Location: Carl Hayden Bee Research CenterTitle: Honey bee (Apis mellifera) nurses do not consume pollens based on their nutritional quality
Submitted to: PLoS ONE
Publication Type: Peer Reviewed Journal
Publication Acceptance Date: 12/27/2017
Publication Date: 1/11/2018
Citation: Corby-Harris, V.L., Snyder, L.A., Meador, C.A., Ayotte, T.C. 2018. Honey bee (Apis mellifera) nurses do not consume pollens based on their nutritional quality. PLoS One. 13(1):e0191050. https://doi.org/10.1371/journal.pone.0191050.
Interpretive Summary: Honey bees choose from a variety of floral resources from which to gather pollen, the primary source of their protein and lipid requirements. Past research has shown that bumble bees optimize the types of pollens they eat in order to optimize their health. We reasoned that honey bee nurse workers would perform similar behaviors, and prefer pollens that confer the greatest degree of tissue development. We conducted studies to assess the nutritional value of pollen and a series of assays to test whether nurses choose among natural pollen, supplemented pollens, or liquid diets with lipid and protein content similar to natural pollens. We find that, although pollen, protein, and lipids, are important for hypopharyngeal gland (HG) development, nurse bees do not discriminate between high and low quality diets. This suggests that, although certain pollens provide a greater benefit per unit of consumption, honey bee nurses either cannot or do not discriminate among pollens based on nutrition.

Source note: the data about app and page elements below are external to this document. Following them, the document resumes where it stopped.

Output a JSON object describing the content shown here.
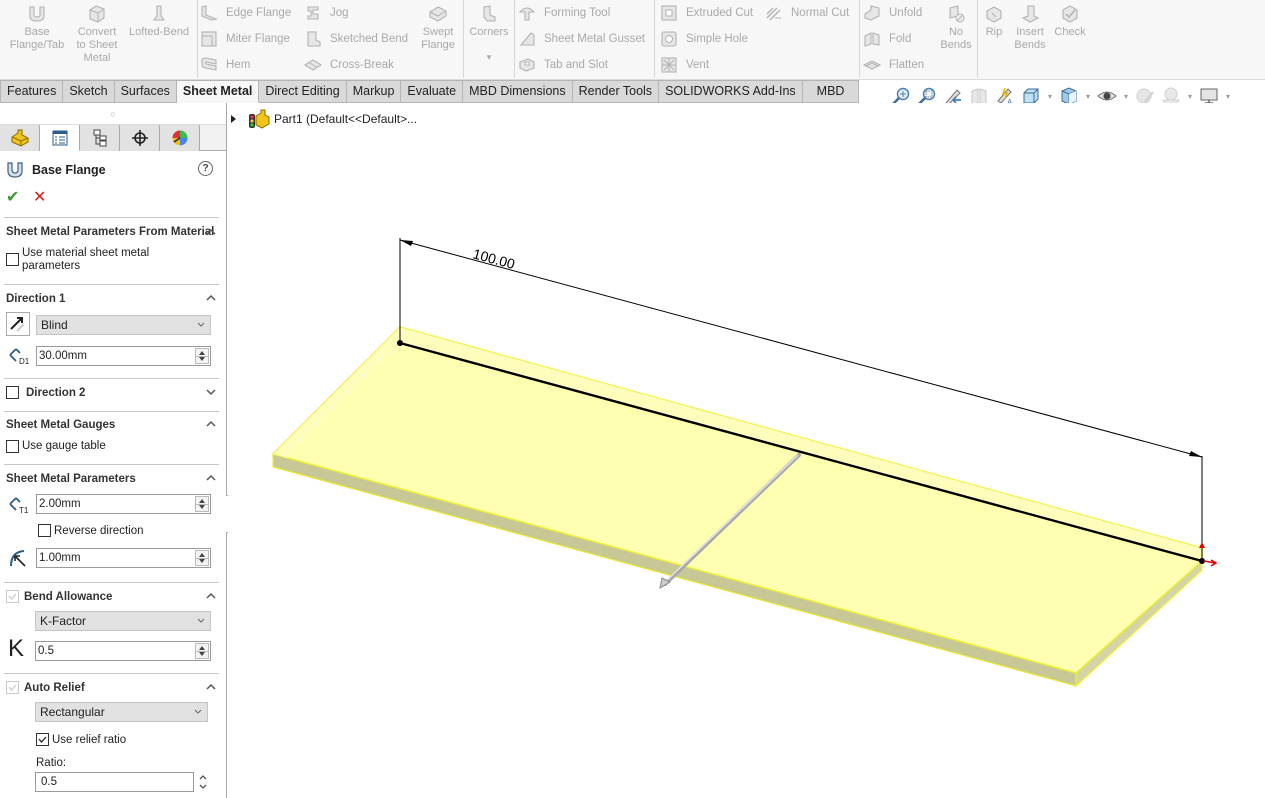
{
  "ribbon": {
    "big_buttons": [
      {
        "id": "base-flange",
        "label": "Base\nFlange/Tab",
        "icon": "base-flange-icon"
      },
      {
        "id": "convert-to-sheet-metal",
        "label": "Convert\nto Sheet\nMetal",
        "icon": "convert-sheet-metal-icon"
      },
      {
        "id": "lofted-bend",
        "label": "Lofted-Bend",
        "icon": "lofted-bend-icon"
      },
      {
        "id": "swept-flange",
        "label": "Swept\nFlange",
        "icon": "swept-flange-icon"
      },
      {
        "id": "corners",
        "label": "Corners",
        "icon": "corners-icon"
      },
      {
        "id": "no-bends",
        "label": "No\nBends",
        "icon": "no-bends-icon"
      },
      {
        "id": "rip",
        "label": "Rip",
        "icon": "rip-icon"
      },
      {
        "id": "insert-bends",
        "label": "Insert\nBends",
        "icon": "insert-bends-icon"
      },
      {
        "id": "check",
        "label": "Check",
        "icon": "check-icon"
      }
    ],
    "small_buttons": {
      "edge_flange": "Edge Flange",
      "miter_flange": "Miter Flange",
      "hem": "Hem",
      "jog": "Jog",
      "sketched_bend": "Sketched Bend",
      "cross_break": "Cross-Break",
      "forming_tool": "Forming Tool",
      "sheet_metal_gusset": "Sheet Metal Gusset",
      "tab_and_slot": "Tab and Slot",
      "extruded_cut": "Extruded Cut",
      "simple_hole": "Simple Hole",
      "vent": "Vent",
      "normal_cut": "Normal Cut",
      "unfold": "Unfold",
      "fold": "Fold",
      "flatten": "Flatten"
    },
    "corners_dropdown": "▾"
  },
  "tabs": [
    {
      "label": "Features",
      "active": false
    },
    {
      "label": "Sketch",
      "active": false
    },
    {
      "label": "Surfaces",
      "active": false
    },
    {
      "label": "Sheet Metal",
      "active": true
    },
    {
      "label": "Direct Editing",
      "active": false
    },
    {
      "label": "Markup",
      "active": false
    },
    {
      "label": "Evaluate",
      "active": false
    },
    {
      "label": "MBD Dimensions",
      "active": false
    },
    {
      "label": "Render Tools",
      "active": false
    },
    {
      "label": "SOLIDWORKS Add-Ins",
      "active": false
    },
    {
      "label": "MBD",
      "active": false
    }
  ],
  "view_toolbar": [
    "zoom-to-fit-icon",
    "zoom-to-area-icon",
    "previous-view-icon",
    "section-view-icon",
    "dynamic-annotation-icon",
    "view-orientation-icon",
    "display-style-icon",
    "hide-show-items-icon",
    "edit-appearance-icon",
    "apply-scene-icon",
    "view-settings-icon"
  ],
  "panel": {
    "grip": "○",
    "feature_title": "Base Flange",
    "help": "?",
    "ok": "✔",
    "cancel": "✕",
    "sections": {
      "sm_from_material": {
        "title": "Sheet Metal Parameters From Material",
        "checkbox_label_1": "Use material sheet metal",
        "checkbox_label_2": "parameters",
        "checked": false
      },
      "direction1": {
        "title": "Direction 1",
        "end_condition": "Blind",
        "depth": "30.00mm"
      },
      "direction2": {
        "title": "Direction 2",
        "checked": false
      },
      "gauges": {
        "title": "Sheet Metal Gauges",
        "checkbox_label": "Use gauge table",
        "checked": false
      },
      "sm_params": {
        "title": "Sheet Metal Parameters",
        "thickness": "2.00mm",
        "reverse_label": "Reverse direction",
        "reverse_checked": false,
        "bend_radius": "1.00mm"
      },
      "bend_allowance": {
        "title": "Bend Allowance",
        "type": "K-Factor",
        "k_symbol": "K",
        "k_value": "0.5"
      },
      "auto_relief": {
        "title": "Auto Relief",
        "type": "Rectangular",
        "use_ratio_label": "Use relief ratio",
        "use_ratio_checked": true,
        "ratio_label": "Ratio:",
        "ratio_value": "0.5"
      }
    }
  },
  "viewport": {
    "tree_label": "Part1  (Default<<Default>...",
    "dimension_value": "100.00",
    "colors": {
      "part_fill": "#ffffb0",
      "part_side": "#c8c896",
      "part_edge": "#f0f000",
      "sketch_line": "#000000",
      "origin_arrow": "#e00000"
    }
  }
}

Technical Abstract: Honey bees (Apis mellifera) consume a variety of pollens to meet the majority of their requirements for protein and lipids. Recent work indicates that at both the colony and individual levels, honey bees prefer diets that reflect the proper ratio of nutrients necessary for optimal survival and homeostasis. This idea relies on the precept that honey bees evaluate the nutritional composition of the foods provided to them. While this has been shown in bumble bees, the data for honey bees are mixed. Here, we tested the hypothesis that honey bee nurses choose diets that optimize their development. We first determined the nutritional profile, number of plant taxa (richness), and degree of hypopharyngeal gland (HG) growth conferred by three honey bee collected pollens. We then presented nurses with these same three pollens in paired choice assays and measured consumption. To test whether the content or ratios of these macronutrients influenced preference, we presented bees with natural pollens supplemented with protein or lipids and liquid diets with protein and lipid ratios equal to the natural pollens. Different pollens conferred different degrees of HG growth, and nutritious pollens had higher levels of certain nutrients and lower protein to lipid ratios. Plant taxon richness did not influence HG size. Bees did not always choose the most nutritious pollens. Adding protein and/or lipids to less desirable pollens minimally increased pollen attractiveness, and nurses did not exhibit a strong preference for any of the three liquid diets. We conclude that different pollens provide different nutritional benefits, taxon richness does not impact HG size, and choice does not reflect pollen nutritional value.